Finally, a philosophical comment on foundations and their role in health. An insiders’ debate has been bubbling just beneath the surface for years between those who believe that foundations should be quiet charities that support the good work of others and those who believe that foundations should play a more proactive role in whatever areas they choose to work and with whatever operating styles they chose to have. I believe that the nation is best served by having a strong independent sector and that foundations should take leadership in that sector. Nonpartisan does not mean timid or invisible, and there is no way to play a meaningful role in today’s health care system without occasionally raising someone’s ire. I also believe that society is best served by having foundations of different kinds, with different philosophies and program agendas.

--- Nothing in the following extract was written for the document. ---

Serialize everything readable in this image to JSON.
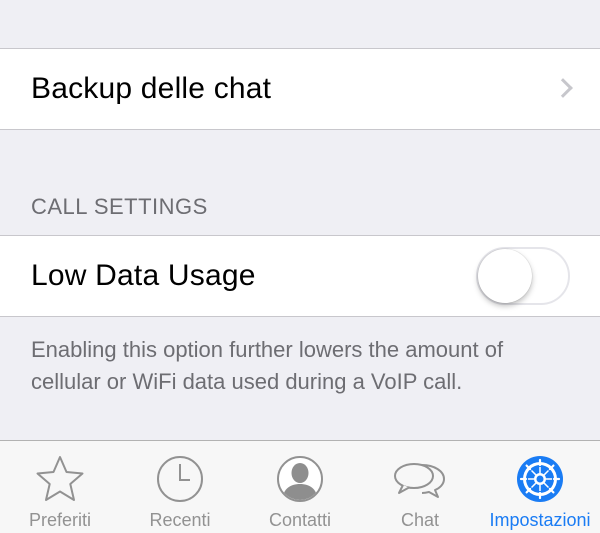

The need for an aggressive independent sector and for a strong foundation role is perhaps greater in health than in any other area. In no field is there a greater need for an independent voice that is not driven by the desire to make money or to win votes. In no field would a role as simply a charity be less useful; foundation funds are a drop in the bucket in today’s $2+ trillion health care system.
At the same time, it is also important to be realistic about what foundations can and cannot achieve in today’s health care system. During the years I have both worked in the foundation world and viewed it from the outside, I have often felt that foundations are overly impressed with their own importance. In health, the challenge to foundations is to understand that we are bit players in a giant health care system, but also that we can have a unique and vitally important role to play.